Background: Acute respiratory failure is common following cardiothoracic surgery, and noninvasive ventilation often is used to avoid intubation. Noninvasive ventilation is resource-intensive and might be uncomfortable to patients. High-flow nasal oxygen therapy is an alternative modality, which provides large amounts of oxygen with more ease and patient comfort.
Study design: Multi-center, randomized, noninferiority trial.
Setting: Six ICUs in France.
Synopsis: Investigators randomized 830 patients who met criteria (obesity, heart failure, or failure of spontaneous breathing trial) after cardiothoracic surgery.

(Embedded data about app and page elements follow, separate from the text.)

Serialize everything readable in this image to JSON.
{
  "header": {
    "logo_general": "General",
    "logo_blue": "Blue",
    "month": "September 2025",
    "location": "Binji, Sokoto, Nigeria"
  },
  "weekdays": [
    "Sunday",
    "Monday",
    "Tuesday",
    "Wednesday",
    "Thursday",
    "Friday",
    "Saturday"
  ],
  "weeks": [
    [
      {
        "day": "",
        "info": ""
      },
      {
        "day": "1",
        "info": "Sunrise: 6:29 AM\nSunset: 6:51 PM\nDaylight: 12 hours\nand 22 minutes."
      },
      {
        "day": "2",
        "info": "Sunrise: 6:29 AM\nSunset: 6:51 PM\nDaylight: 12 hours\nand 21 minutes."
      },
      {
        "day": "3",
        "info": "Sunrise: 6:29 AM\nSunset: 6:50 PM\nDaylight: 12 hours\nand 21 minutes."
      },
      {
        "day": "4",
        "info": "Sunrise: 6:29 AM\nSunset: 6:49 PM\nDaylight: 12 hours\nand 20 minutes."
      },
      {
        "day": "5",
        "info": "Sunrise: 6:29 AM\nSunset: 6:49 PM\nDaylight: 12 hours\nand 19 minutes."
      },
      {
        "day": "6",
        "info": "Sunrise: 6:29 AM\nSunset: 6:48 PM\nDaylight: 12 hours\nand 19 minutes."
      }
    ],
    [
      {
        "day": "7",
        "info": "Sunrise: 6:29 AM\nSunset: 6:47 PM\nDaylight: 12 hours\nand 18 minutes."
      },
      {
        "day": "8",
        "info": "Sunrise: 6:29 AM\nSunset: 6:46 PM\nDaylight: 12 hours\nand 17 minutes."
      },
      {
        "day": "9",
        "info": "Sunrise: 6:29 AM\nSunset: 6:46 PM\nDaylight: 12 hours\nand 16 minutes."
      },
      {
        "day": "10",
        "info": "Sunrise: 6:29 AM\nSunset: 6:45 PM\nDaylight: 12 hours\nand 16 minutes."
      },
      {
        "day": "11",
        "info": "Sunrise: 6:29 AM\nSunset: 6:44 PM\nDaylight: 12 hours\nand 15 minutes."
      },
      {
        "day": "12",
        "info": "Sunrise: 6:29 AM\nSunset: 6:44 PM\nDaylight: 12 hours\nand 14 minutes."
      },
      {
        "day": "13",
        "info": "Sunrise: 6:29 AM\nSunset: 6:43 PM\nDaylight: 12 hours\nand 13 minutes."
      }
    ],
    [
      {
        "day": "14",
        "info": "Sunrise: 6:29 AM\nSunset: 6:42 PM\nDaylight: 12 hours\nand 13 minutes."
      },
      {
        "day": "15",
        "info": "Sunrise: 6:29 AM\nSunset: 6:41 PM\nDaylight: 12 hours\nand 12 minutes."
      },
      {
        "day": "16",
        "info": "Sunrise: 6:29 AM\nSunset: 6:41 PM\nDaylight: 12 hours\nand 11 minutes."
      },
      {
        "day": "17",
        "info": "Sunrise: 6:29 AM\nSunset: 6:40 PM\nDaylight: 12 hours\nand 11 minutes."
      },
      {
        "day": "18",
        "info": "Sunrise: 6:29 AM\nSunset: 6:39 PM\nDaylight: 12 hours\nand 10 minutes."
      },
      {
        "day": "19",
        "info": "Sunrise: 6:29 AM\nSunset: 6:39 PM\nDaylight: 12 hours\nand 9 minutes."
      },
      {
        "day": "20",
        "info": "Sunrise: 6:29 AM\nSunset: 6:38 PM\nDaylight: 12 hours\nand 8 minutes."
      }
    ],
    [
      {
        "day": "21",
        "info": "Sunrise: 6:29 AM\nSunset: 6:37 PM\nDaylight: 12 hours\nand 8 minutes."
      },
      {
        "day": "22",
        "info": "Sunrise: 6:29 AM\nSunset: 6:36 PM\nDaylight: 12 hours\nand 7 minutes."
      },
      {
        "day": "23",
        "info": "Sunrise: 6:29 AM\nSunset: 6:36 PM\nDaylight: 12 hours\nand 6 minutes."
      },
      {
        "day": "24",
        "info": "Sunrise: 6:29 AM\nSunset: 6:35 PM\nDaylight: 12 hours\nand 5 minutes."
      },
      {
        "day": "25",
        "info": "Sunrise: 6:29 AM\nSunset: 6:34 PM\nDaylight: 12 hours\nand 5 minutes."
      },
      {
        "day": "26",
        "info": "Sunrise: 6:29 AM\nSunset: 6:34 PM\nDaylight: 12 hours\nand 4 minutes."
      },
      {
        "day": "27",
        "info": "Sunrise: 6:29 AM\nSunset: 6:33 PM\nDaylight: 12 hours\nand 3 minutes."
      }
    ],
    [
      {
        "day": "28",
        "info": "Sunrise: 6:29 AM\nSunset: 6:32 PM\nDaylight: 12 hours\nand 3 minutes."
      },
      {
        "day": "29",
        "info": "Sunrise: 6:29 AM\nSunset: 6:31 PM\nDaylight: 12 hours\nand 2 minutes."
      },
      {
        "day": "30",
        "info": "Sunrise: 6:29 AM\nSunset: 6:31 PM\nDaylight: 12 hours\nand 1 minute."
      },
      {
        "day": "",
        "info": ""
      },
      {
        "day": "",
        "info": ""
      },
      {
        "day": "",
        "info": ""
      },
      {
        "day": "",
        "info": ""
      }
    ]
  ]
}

These patients were prophylactically treated with high-flow nasal oxygen or BiPAP. Patients with sleep apnea, nausea/vomiting, agitation/confusion, or hemodynamic instability were excluded. Data collected included arterial blood gas, respiratory rate, and patient-rated dyspnea. The primary outcome was treatment failure as defined by reintubation and mechanical ventilation, a switch to the other study treatment, or study treatment discontinuation.
Complications included pneumothorax, colonic pseudoobstruction, and nosocomial pneumonia. The expected rate of failure for BiPAP was 20%. High-flow nasal oxygen therapy was not inferior to BiPAP, with similar treatment failure rates occurring in both groups (21.9% in BiPAP patients vs. 21% of high-flow nasal oxygen patients); 20% of patients experienced persistent discomfort with either treatment method.
There were no significant differences in complications between the two study groups. Limitations included lack of blinding and potential for bias, leading to treatment failure and crossover.
Bottom line: High-flow nasal oxygen was noninferior to BiPAP in patients with respiratory failure after cardiothoracic surgery.
Citation: Stéphan F, Barrucand B, Petit P, et al. High-flow nasal oxygen vs noninvasive positive airway pressure in hypoxemic patients after cardiothoracic surgery: a randomized clinical trial. JAMA. 2015;313(23):2331-2339.